## Problem
The word "avatars" marks the lines to copy; find all of them in the entries below.
Start of Record extracts
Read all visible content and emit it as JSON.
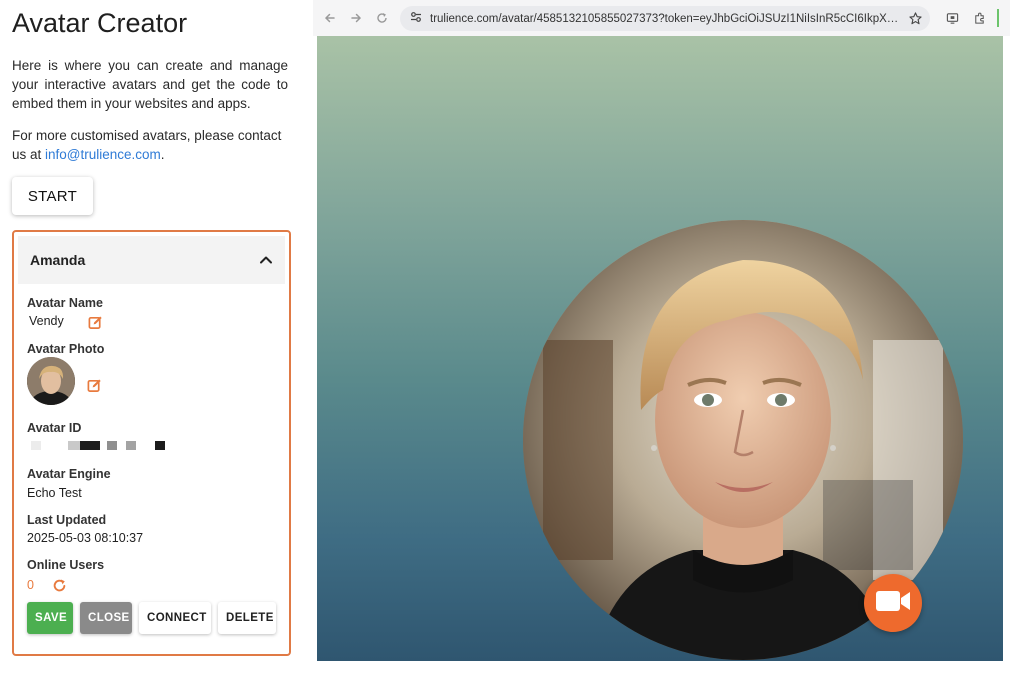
{
  "page": {
    "title": "Avatar Creator",
    "intro": "Here is where you can create and manage your interactive avatars and get the code to embed them in your websites and apps.",
    "contact_prefix": "For more customised avatars, please contact us at ",
    "contact_email": "info@trulience.com",
    "contact_suffix": ".",
    "start_label": "START"
  },
  "card": {
    "header_name": "Amanda",
    "labels": {
      "avatar_name": "Avatar Name",
      "avatar_photo": "Avatar Photo",
      "avatar_id": "Avatar ID",
      "avatar_engine": "Avatar Engine",
      "last_updated": "Last Updated",
      "online_users": "Online Users"
    },
    "values": {
      "avatar_name": "Vendy",
      "avatar_engine": "Echo Test",
      "last_updated": "2025-05-03 08:10:37",
      "online_users": "0"
    },
    "buttons": {
      "save": "SAVE",
      "close": "CLOSE",
      "connect": "CONNECT",
      "delete": "DELETE"
    },
    "colors": {
      "border": "#e07a45",
      "accent": "#e87a3e",
      "save": "#4caf50",
      "close": "#8a8a8a"
    }
  },
  "browser": {
    "url": "trulience.com/avatar/4585132105855027373?token=eyJhbGciOiJSUzI1NiIsInR5cCI6IkpXVCJ9..."
  }
}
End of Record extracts
## Task solution
    "intro": "Here is where you can create and manage your interactive avatars and get the code to embed them in your websites and apps.",
    "contact_prefix": "For more customised avatars, please contact us at ",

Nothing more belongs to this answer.